The opening Munros of my bagging career chosen due to locality and ease of climbing.
An early start from the Glen Clova car park got me away before the crowds. Setting off at 08:00 in nice dry clear weather.
The initial part of the walk through forestry tracks is pleasant and easy but the main highlight comes as you leave the forest and enter Corrie Fee with the most amazing view right down the Corrie. I could feel the warm air caused by sun heating the cliffs around the area with the down draft blowing as a warm breeze.
An easy if somewhat tiring climb up the end of the Corrie leads to the ascent up to Mayar where a cairn marks the summit
[img][img]https://farm1.staticflickr.com/653/22151094779_f9f4df373d_z.jpg[/img]Ben Mayar Munro #1 by Graham Strachan, on Flickr[/img]
Leaving Mayar I saw the first sign of life with a solitary walker ascending from Driesch. Stopped to speak and found this hardy soul had been on the road from 03:30 bagging his 220th Munro! Now that's impressive.
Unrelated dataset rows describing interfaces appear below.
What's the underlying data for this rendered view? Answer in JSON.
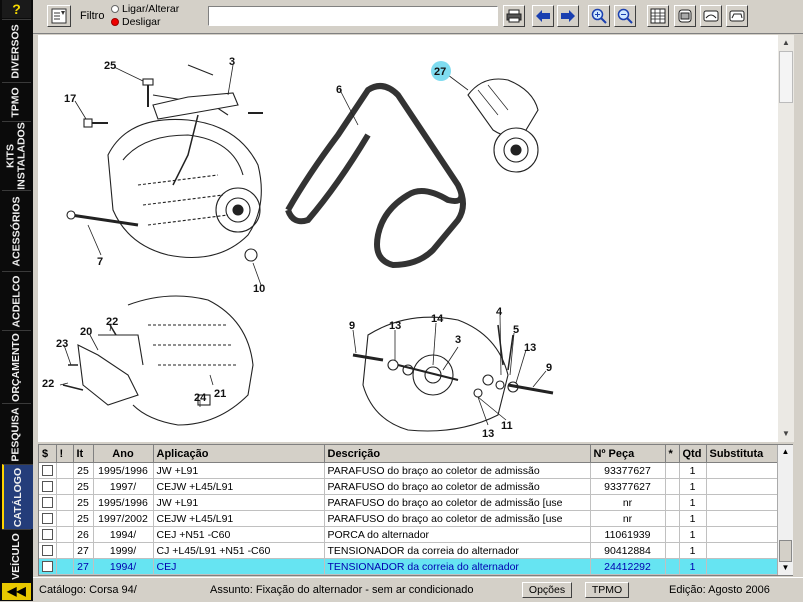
{
  "nav": {
    "help": "?",
    "tabs": [
      {
        "id": "diversos",
        "label": "DIVERSOS"
      },
      {
        "id": "tpmo",
        "label": "TPMO"
      },
      {
        "id": "kits",
        "label": "KITS INSTALADOS"
      },
      {
        "id": "acessorios",
        "label": "ACESSÓRIOS"
      },
      {
        "id": "acdelco",
        "label": "ACDELCO"
      },
      {
        "id": "orcamento",
        "label": "ORÇAMENTO"
      },
      {
        "id": "pesquisa",
        "label": "PESQUISA"
      },
      {
        "id": "catalogo",
        "label": "CATÁLOGO"
      },
      {
        "id": "veiculo",
        "label": "VEÍCULO"
      }
    ],
    "back": "◀◀"
  },
  "toolbar": {
    "filtro_label": "Filtro",
    "radio_on_label": "Ligar/Alterar",
    "radio_off_label": "Desligar",
    "filter_value": "",
    "icons": [
      "filter-icon",
      "print-icon",
      "arrow-left-icon",
      "arrow-right-icon",
      "zoom-in-icon",
      "zoom-out-icon",
      "grid-view-icon",
      "car-top-icon",
      "car-side-icon",
      "car-wagon-icon"
    ]
  },
  "diagram": {
    "callouts": [
      "25",
      "3",
      "17",
      "6",
      "27",
      "7",
      "10",
      "22",
      "20",
      "23",
      "22",
      "21",
      "24",
      "9",
      "13",
      "14",
      "3",
      "4",
      "5",
      "13",
      "9",
      "13",
      "11"
    ],
    "highlight": "27"
  },
  "grid": {
    "columns": [
      "$",
      "!",
      "It",
      "Ano",
      "Aplicação",
      "Descrição",
      "Nº Peça",
      "*",
      "Qtd",
      "Substituta"
    ],
    "rows": [
      {
        "it": "25",
        "ano": "1995/1996",
        "aplicacao": "JW +L91",
        "descricao": "PARAFUSO do braço ao coletor de admissão",
        "peca": "93377627",
        "qtd": "1",
        "sub": ""
      },
      {
        "it": "25",
        "ano": "1997/",
        "aplicacao": "CEJW +L45/L91",
        "descricao": "PARAFUSO do braço ao coletor de admissão",
        "peca": "93377627",
        "qtd": "1",
        "sub": ""
      },
      {
        "it": "25",
        "ano": "1995/1996",
        "aplicacao": "JW +L91",
        "descricao": "PARAFUSO do braço ao coletor de admissão [use",
        "peca": "nr",
        "qtd": "1",
        "sub": ""
      },
      {
        "it": "25",
        "ano": "1997/2002",
        "aplicacao": "CEJW +L45/L91",
        "descricao": "PARAFUSO do braço ao coletor de admissão [use",
        "peca": "nr",
        "qtd": "1",
        "sub": ""
      },
      {
        "it": "26",
        "ano": "1994/",
        "aplicacao": "CEJ +N51 -C60",
        "descricao": "PORCA do alternador",
        "peca": "11061939",
        "qtd": "1",
        "sub": ""
      },
      {
        "it": "27",
        "ano": "1999/",
        "aplicacao": "CJ +L45/L91 +N51 -C60",
        "descricao": "TENSIONADOR da correia do alternador",
        "peca": "90412884",
        "qtd": "1",
        "sub": ""
      },
      {
        "it": "27",
        "ano": "1994/",
        "aplicacao": "CEJ",
        "descricao": "TENSIONADOR da correia do alternador",
        "peca": "24412292",
        "qtd": "1",
        "sub": ""
      }
    ],
    "selected_index": 6
  },
  "status": {
    "catalogo": "Catálogo: Corsa 94/",
    "assunto": "Assunto: Fixação do alternador - sem ar condicionado",
    "opcoes": "Opções",
    "tpmo": "TPMO",
    "edicao": "Edição: Agosto 2006"
  },
  "colors": {
    "nav_bg": "#0b0b0b",
    "nav_active": "#243d7a",
    "selected_row": "#66e4f2",
    "callout_highlight": "#7fdcf0"
  }
}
The walk along to Driesch gave good views South to Angus and a nice hike up to the summit for Munro #2. A stop here at the shelter for a cup of coffee and a bite to eat.
[img][img]https://farm1.staticflickr.com/729/22348621141_7206708a5f_z.jpg[/img]Ben Driesch Munro #2 by Graham Strachan, on Flickr[/img]
The descent back down was pleasant and I met another few folk heading up the reverse route to the one I had taken.
A thoroughly enjoyable start to Munro bagging - highly recommended!
Travel and Coronavirus
Please check current coronavirus restrictions before travelling within or to Scotland.
Click for details
Share your personal walking route experiences in Scotland, and comment on other peoples' reports.
Warning Please note that hillwalking when there is snow lying requires an ice-axe, crampons and the knowledge, experience and skill to use them correctly. Summer routes may not be viable or appropriate in winter. See winter information on our skills and safety pages for more information.